Sense of relief: Morrow feels healthy in debut

Padres right-hander has no ill effects from offseason surgery

Sense of relief: Morrow feels healthy in debut

SURPRISE, Ariz. -- Brandon Morrow's final line wasn't ideal, but in his mind his Cactus League debut couldn't have gone much better otherwise.

Morrow allowed four runs on five hits in 2 1/3 relief innings during the Padres' 12-11 loss to the Rangers on Friday night. He surrendered a pair of home runs, including one to Rangers second baseman Rougned Odor on his third pitch of the night.

More important, however, the right-hander felt no effects of the offseason shoulder surgery that set him back by three weeks this spring.
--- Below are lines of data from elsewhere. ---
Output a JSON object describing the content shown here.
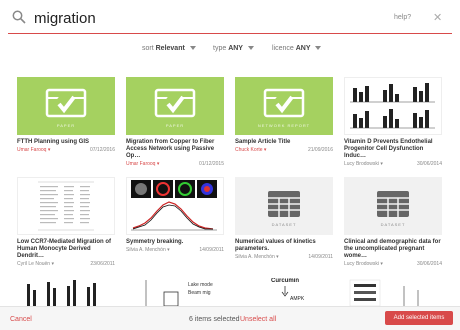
{
  "search": {
    "value": "migration",
    "help": "help?",
    "close": "✕"
  },
  "filters": [
    {
      "label": "sort",
      "value": "Relevant"
    },
    {
      "label": "type",
      "value": "ANY"
    },
    {
      "label": "licence",
      "value": "ANY"
    }
  ],
  "cards": [
    {
      "title": "FTTH Planning using GIS",
      "author": "Umar Farooq ▾",
      "date": "07/12/2016",
      "thumb": "green",
      "badge": "PAPER"
    },
    {
      "title": "Migration from Copper to Fiber Access Network using Passive Op…",
      "author": "Umar Farooq ▾",
      "date": "01/12/2015",
      "thumb": "green",
      "badge": "PAPER"
    },
    {
      "title": "Sample Article Title",
      "author": "Chuck Korte ▾",
      "date": "21/09/2016",
      "thumb": "green",
      "badge": "NETWORK REPORT"
    },
    {
      "title": "Vitamin D Prevents Endothelial Progenitor Cell Dysfunction Induc…",
      "author": "Lucy Brodowski ▾",
      "date": "30/06/2014",
      "thumb": "bars"
    },
    {
      "title": "Low CCR7-Mediated Migration of Human Monocyte Derived Dendrit…",
      "author": "Cyril Le Nouën ▾",
      "date": "23/06/2011",
      "thumb": "table"
    },
    {
      "title": "Symmetry breaking.",
      "author": "Silvia A. Menchón ▾",
      "date": "14/09/2011",
      "thumb": "micro"
    },
    {
      "title": "Numerical values of kinetics parameters.",
      "author": "Silvia A. Menchón ▾",
      "date": "14/09/2011",
      "thumb": "dataset",
      "badge": "DATASET"
    },
    {
      "title": "Clinical and demographic data for the uncomplicated pregnant wome…",
      "author": "Lucy Brodowski ▾",
      "date": "30/06/2014",
      "thumb": "dataset",
      "badge": "DATASET"
    }
  ],
  "partial_row": {
    "labels": [
      "Lake mode",
      "Beam mig"
    ],
    "diagram": [
      "Curcumin",
      "AMPK"
    ]
  },
  "footer": {
    "cancel": "Cancel",
    "selected": "6 items selected",
    "unselect": "Unselect all",
    "add": "Add selected items"
  },
  "colors": {
    "accent": "#d84a4a",
    "green": "#a5d160"
  }
}
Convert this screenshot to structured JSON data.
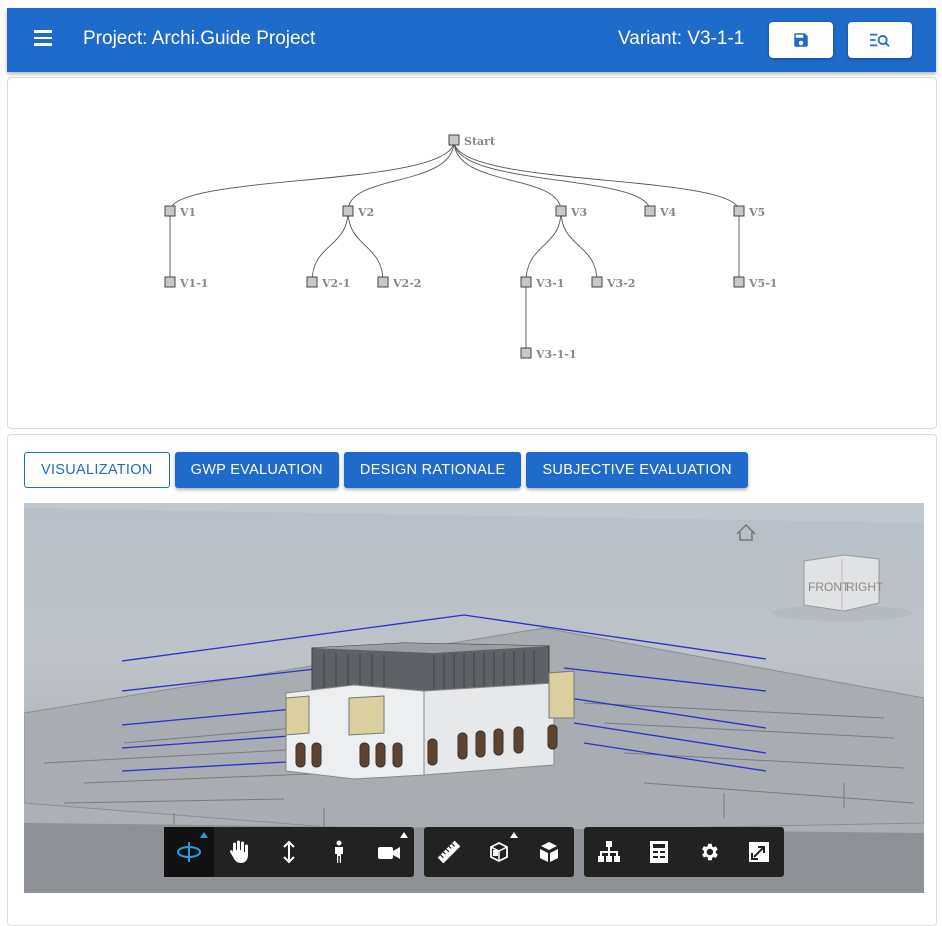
{
  "appbar": {
    "project_title": "Project: Archi.Guide Project",
    "variant_label": "Variant: V3-1-1",
    "menu_icon": "hamburger-menu-icon",
    "save_icon": "save-icon",
    "search_list_icon": "search-list-icon"
  },
  "tree": {
    "nodes": [
      "Start",
      "V1",
      "V2",
      "V3",
      "V4",
      "V5",
      "V1-1",
      "V2-1",
      "V2-2",
      "V3-1",
      "V3-2",
      "V5-1",
      "V3-1-1"
    ]
  },
  "tabs": [
    "VISUALIZATION",
    "GWP EVALUATION",
    "DESIGN RATIONALE",
    "SUBJECTIVE EVALUATION"
  ],
  "viewer": {
    "viewcube_front": "FRONT",
    "viewcube_right": "RIGHT",
    "home_icon": "home-icon",
    "toolbar": {
      "navigation": [
        "orbit-icon",
        "pan-icon",
        "zoom-icon",
        "first-person-icon",
        "camera-icon"
      ],
      "analysis": [
        "measure-icon",
        "section-icon",
        "explode-icon"
      ],
      "settings": [
        "model-browser-icon",
        "properties-icon",
        "settings-icon",
        "fullscreen-icon"
      ]
    }
  },
  "colors": {
    "primary": "#1e6bcb",
    "toolbar_bg": "#222222",
    "active_tool": "#2a9be0"
  }
}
He even touched 95 mph with his fastball on the radar gun.

"I was happy with pretty much everything," Morrow said afterward. "I thought I threw the ball pretty well, so I was happy with that. I was happy with my velocity. I was happy with the way I felt in between innings, getting loose. I was happy to get out there for a third [inning]."

Morrow is in the mix for one of the Padres' two available rotation spots, but in all likelihood, he will not be ready by April 13 -- the first time San Diego would need a No. 5 starter.

Given Morrow's injury history, the club isn't taking any chances in his recovery, and Morrow is fine with that.

"I want to get back, but we're not pushing it," Morrow said. "We already had that conversation that we're not going to push it. There's no reason to."

During the first month of the 2015 season, Morrow was arguably the Padres' best starting pitcher. He posted a 2.73 ERA and a 1.091 WHIP, before going down with the shoulder injury in early May.

But Morrow has yet to feel any lingering effects of that shoulder issue this spring. And he didn't mess around in his first start back, throwing 32 of his 47 pitches for strikes.

So at what point this spring was Morrow able to regain his command?

"Today," he said. "And I think a lot of it had to do with just getting out into a game and just pitching unconsciously -- like letting the game adrenaline take over and not worrying about mechanics, trying to get outs. I actually got into a pretty good rhythm."

AJ Cassavell is a reporter for MLB.com. Follow him on Twitter @ajcassavell. This story was not subject to the approval of Major League Baseball or its clubs.